Breakfast of bread with honey and jam, plus tea and coffee, completed a perfect start to the day before we packed up the tents, loaded the car and headed back to the highway.  We made stops at two more craters, neither of them flaming.  One appeared to have boiling mud in the bottom (which was actually cold mud with bubbles of gas rising through it), while the other had a lake of green water in it with gas bubbles fizzing upwards to the surface.

The highway south had been recently upgraded, in contrast to the road further north that we used yesterday.  Our travelling time was therefore much faster, and after just two stops  - one at the frontier-type town of Erbent Oasis, and the other to photograph some camels on sand dunes – two stops if we ignore all the police check points, we reached Ashgabat (Turkmenistan's capital city) at about 3:15 pm.

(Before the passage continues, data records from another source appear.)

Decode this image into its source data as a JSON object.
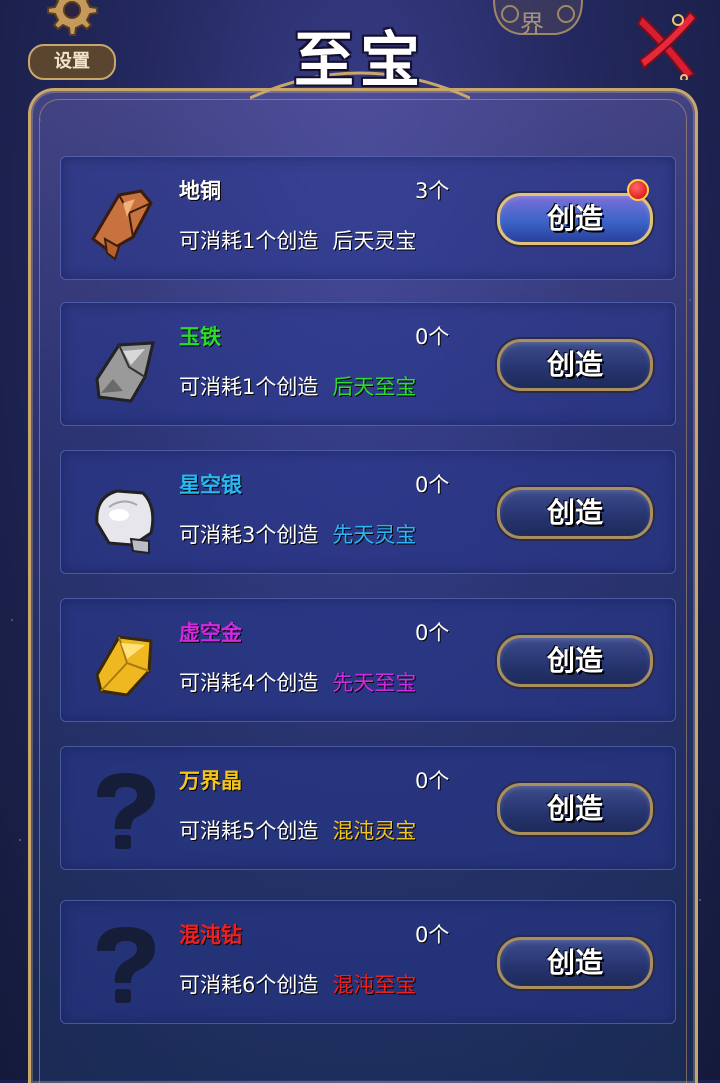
{
  "header": {
    "settings_label": "设置",
    "world_label": "界",
    "title": "至宝"
  },
  "items": [
    {
      "name": "地铜",
      "count": "3个",
      "desc": "可消耗1个创造",
      "kind": "后天灵宝",
      "button": "创造",
      "name_color": "#ffffff",
      "kind_color": "#ffffff",
      "icon": "copper-ore-icon",
      "has_badge": true
    },
    {
      "name": "玉铁",
      "count": "0个",
      "desc": "可消耗1个创造",
      "kind": "后天至宝",
      "button": "创造",
      "name_color": "#2bdc2b",
      "kind_color": "#2bdc2b",
      "icon": "iron-ore-icon",
      "has_badge": false
    },
    {
      "name": "星空银",
      "count": "0个",
      "desc": "可消耗3个创造",
      "kind": "先天灵宝",
      "button": "创造",
      "name_color": "#2bb7f0",
      "kind_color": "#2bb7f0",
      "icon": "silver-ore-icon",
      "has_badge": false
    },
    {
      "name": "虚空金",
      "count": "0个",
      "desc": "可消耗4个创造",
      "kind": "先天至宝",
      "button": "创造",
      "name_color": "#d12be0",
      "kind_color": "#d12be0",
      "icon": "gold-crystal-icon",
      "has_badge": false
    },
    {
      "name": "万界晶",
      "count": "0个",
      "desc": "可消耗5个创造",
      "kind": "混沌灵宝",
      "button": "创造",
      "name_color": "#f3c51c",
      "kind_color": "#f3c51c",
      "icon": "unknown-question-icon",
      "has_badge": false
    },
    {
      "name": "混沌钻",
      "count": "0个",
      "desc": "可消耗6个创造",
      "kind": "混沌至宝",
      "button": "创造",
      "name_color": "#f02020",
      "kind_color": "#f02020",
      "icon": "unknown-question-icon",
      "has_badge": false
    }
  ]
}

Our first stop was to fill the car with petrol.  We had been told yesterday that about Turkmenistan's cheap air fares, where you can fly across the country in a Boeing jet from Dashogus to Ashgabat for just $US1.50.  At the petrol station, we learned about Turkmenistan's cheap petrol which sells for just 300 manat per litre for 92-octane petrol and 400 manat per litre of 97-octane petrol; this is the equivalent of 1.3 cents per litre for 92-octane and 1.7 cents per litre for 97-octane!

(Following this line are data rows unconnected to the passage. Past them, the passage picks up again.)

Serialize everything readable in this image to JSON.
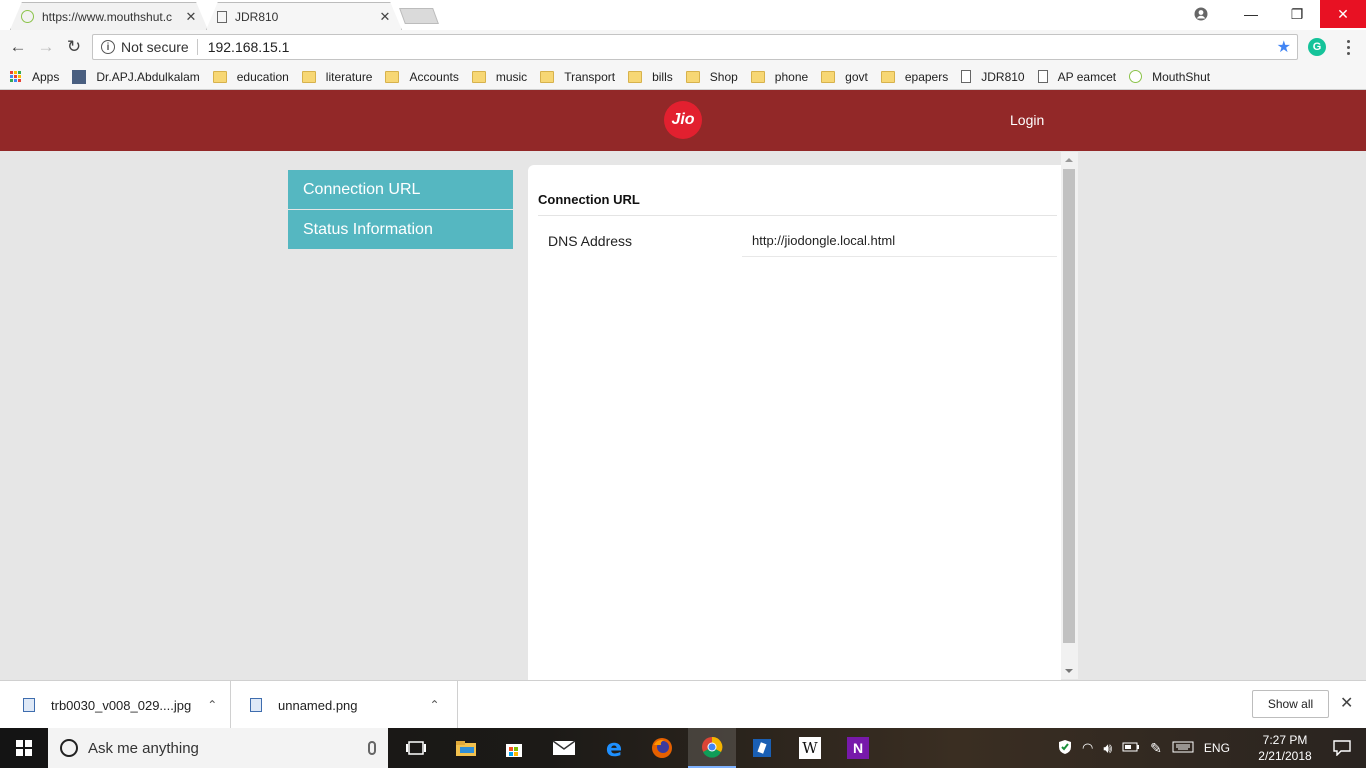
{
  "browser": {
    "tabs": [
      {
        "title": "https://www.mouthshut.c",
        "favicon": "mouthshut-icon"
      },
      {
        "title": "JDR810",
        "favicon": "page-icon"
      }
    ],
    "security_label": "Not secure",
    "url": "192.168.15.1",
    "extension_letter": "G",
    "bookmarks": [
      {
        "label": "Apps",
        "icon": "apps-icon"
      },
      {
        "label": "Dr.APJ.Abdulkalam",
        "icon": "avatar-icon"
      },
      {
        "label": "education",
        "icon": "folder-icon"
      },
      {
        "label": "literature",
        "icon": "folder-icon"
      },
      {
        "label": "Accounts",
        "icon": "folder-icon"
      },
      {
        "label": "music",
        "icon": "folder-icon"
      },
      {
        "label": "Transport",
        "icon": "folder-icon"
      },
      {
        "label": "bills",
        "icon": "folder-icon"
      },
      {
        "label": "Shop",
        "icon": "folder-icon"
      },
      {
        "label": "phone",
        "icon": "folder-icon"
      },
      {
        "label": "govt",
        "icon": "folder-icon"
      },
      {
        "label": "epapers",
        "icon": "folder-icon"
      },
      {
        "label": "JDR810",
        "icon": "page-icon"
      },
      {
        "label": "AP eamcet",
        "icon": "page-icon"
      },
      {
        "label": "MouthShut",
        "icon": "mouthshut-icon"
      }
    ]
  },
  "header": {
    "logo_text": "Jio",
    "login_label": "Login",
    "color": "#922828"
  },
  "sidebar": {
    "items": [
      {
        "label": "Connection URL"
      },
      {
        "label": "Status Information"
      }
    ],
    "color": "#55b7c1"
  },
  "main": {
    "title": "Connection URL",
    "rows": [
      {
        "label": "DNS Address",
        "value": "http://jiodongle.local.html"
      }
    ]
  },
  "downloads": {
    "items": [
      {
        "name": "trb0030_v008_029....jpg"
      },
      {
        "name": "unnamed.png"
      }
    ],
    "show_all_label": "Show all"
  },
  "taskbar": {
    "search_placeholder": "Ask me anything",
    "language": "ENG",
    "time": "7:27 PM",
    "date": "2/21/2018"
  }
}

After getting the petrol, we went to the bank to change money, where my $US50 became 1,175,000 manat – yes, I was a millionaire that night in Turkmenistan.  We then had to get some photos taken for our OVIR (police) registration before wandering briefly in the markets to buy some water, apple juice, bananas and biscuits.  After collecting our photos, we checked into our hotel, the Hotel Aziya.  The hotel had cavernous rooms and far more staff than guests (I think only 3 of the 20 rooms were occupied).  But most importantly after camping out in the desert last night, it also had hot running water.  The hotel was just one hotel in a street comprising only seemingly empty government-run hotels in a district known as Berzengi.  This was a southern suburb of Ashgabat where a new city is being built of white marble tower blocks, fountains, parks and wide roads, mostly dedicated to honour the President, Separmyrat Niyazov, also known as Turkmenbashi (Father of the  Turkmen People) the Great.  His book, 'Rukhnama' (Spirit of the Nation's Soul) is glorified widely in Turkmenistan, as we noticed on roadside posters during the day's drive, and more spectacularly, in the huge sculpture of the book in a large park where Andy and I went for an evening walk.

We had a major upset when we arrived at the hotel and we found my laptop computer had fried itself during the drive.  It had been dying over the last few weeks with the Ethernet port stopping, the battery failing to hold its power, and randomly starting itself up from sleep.  Because of the problems, I had shut down the computer before leaving Nukus, and arriving in Ashgabat was the first time I had tried to use it.  The computer was blisteringly hot to touch when I took it out of the bag, and there were carbon stains around the unlock button suggesting a small electrical fire on the logic board.  No attempt to make it start up again worked.  So downloading photos ceased for the rest of the trip, and the daily diary had to be written with pen and paper for later re-typing.  Andy and I also had to limit the number of photos we took for the rest of the trip to fit into the number of memory cards available.

Wednesday 12 July 2006

Darvaza to Ashgabat

Lizard on sand dune, Darvaza
President Niyazov statue, Independence Park, Ashgabat
Monument to Rukhnama, Ashgabat